Geneva - The Arab coalition’s air-forces have targeted 240 prisoners in Yemen - some of them civilians - resulting in about 30 people dead and another 32 wounded, while 40 others are still missing. This indiscriminate targeting of people is appalling, says the Euro-Mediterranean Human Rights Monitor. 

   While placing prisoners in such facilities is condemned, so is the targeting of these facilities. The Saudi-led Coalition is entitled to avoid the targeting of civilians even if they were in a military post   

Ihsan Adel, the Euro-Med’s legal advisor

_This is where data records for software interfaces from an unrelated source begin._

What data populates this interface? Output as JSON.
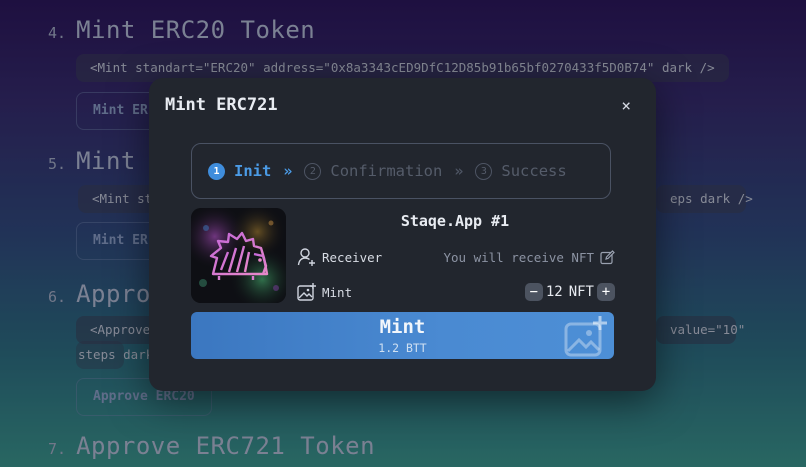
{
  "background": {
    "sections": [
      {
        "num": "4.",
        "title": "Mint ERC20 Token"
      },
      {
        "num": "5.",
        "title": "Mint"
      },
      {
        "num": "6.",
        "title": "Appro"
      },
      {
        "num": "7.",
        "title": "Approve ERC721 Token"
      }
    ],
    "code_erc20": "<Mint standart=\"ERC20\" address=\"0x8a3343cED9DfC12D85b91b65bf0270433f5D0B74\" dark />",
    "code_mint_left": "<Mint st",
    "code_mint_right": "eps dark />",
    "code_approve_left": "<Approve",
    "code_approve_right": "value=\"10\"",
    "code_approve_line2": "steps dark",
    "btn_mint_erc20": "Mint ER",
    "btn_mint": "Mint ER",
    "btn_approve": "Approve ERC20"
  },
  "modal": {
    "title": "Mint ERC721",
    "close": "×",
    "steps": [
      {
        "num": "1",
        "label": "Init",
        "active": true
      },
      {
        "num": "2",
        "label": "Confirmation",
        "active": false
      },
      {
        "num": "3",
        "label": "Success",
        "active": false
      }
    ],
    "chevron": "»",
    "nft_name": "Staqe.App #1",
    "receiver_label": "Receiver",
    "receiver_value": "You will receive NFT",
    "mint_label": "Mint",
    "quantity": "12",
    "unit": "NFT",
    "minus": "−",
    "plus": "+",
    "button_label": "Mint",
    "button_price": "1.2 BTT"
  },
  "colors": {
    "accent": "#4b9be6",
    "modal_bg": "#22262e",
    "button": "#4a8ad2"
  }
}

The Arab coalition’s air-forces have targeted a Houthi military police prison in Marib street in the Yemeni capital of Sana'a. Most of the prisoners targeted by the strike were detained by the Houthis on political backgrounds. They were transferred earlier from the central prison in Sana’a to the police military prison.
 
The Houthi forces fired at the prisoners who tried to flee at the moment of the bombing, eyewitnesses told the Euro-Med team. Meanwhile, they have managed to take out 71 prisoners, transferring them to the central prison in Sana'a.
 
The Houthi militias bear responsibility for placing prisoners inside a military facility. Using such places to detain dissidents while knowing that the Arab coalition forces have been targeting military posts on a regular basis account to using these dissidents as human shields. This is a serious violation of the third and fourth Geneva Conventions, and could amount to a war crime.
 
The International Humanitarian Law (IHL) prohibits the use of civilians to protect military areas or personnel from attacks or to force civilians to directly assist in military operations. Under IHL, these prisoners should rather be protected. The Arab Coalition forces are also responsible for making sure that the sites they are targeting do not have civilians. Failing to do so has resulted in disproportionate harm against civilians. 
 
"While placing prisoners in such facilities is condemned, so is the targeting of these facilities. The Saudi-led Coalition is entitled to avoid the targeting of civilians even if they were in a military post," says Ihsan Adel, the Euro-Med’s legal advisor. This bombing is illegal and, if it is proven to be deliberate, would constitute a war crime. It violates the principle of proportionality, one of the basic principles of the international humanitarian law, which “prohibits attacks when the civilian harm would be excessive in relation to the military advantage sought.”
 
The Euro-Mediterranean Human Rights Monitor calls on all parties to in Yemen to abide by international laws and conventions to protect civilians and spare them the scourge of war. All  parties involved in the conflict should take the necessary precautions to distinguish military personnel from non-combatants, while ensuring the safety and freedom of civilians and prisoners in Yemen.
 
The Euro-Mediterranean Human Rights Monitor further calls on the UN Security Council to intervene to put an end to the war crimes that have claimed the lives of tens of thousands of civilians inside Yemen and to activate the work of the commission of inquiry set up in Yemen to ensure accountability for those crimes.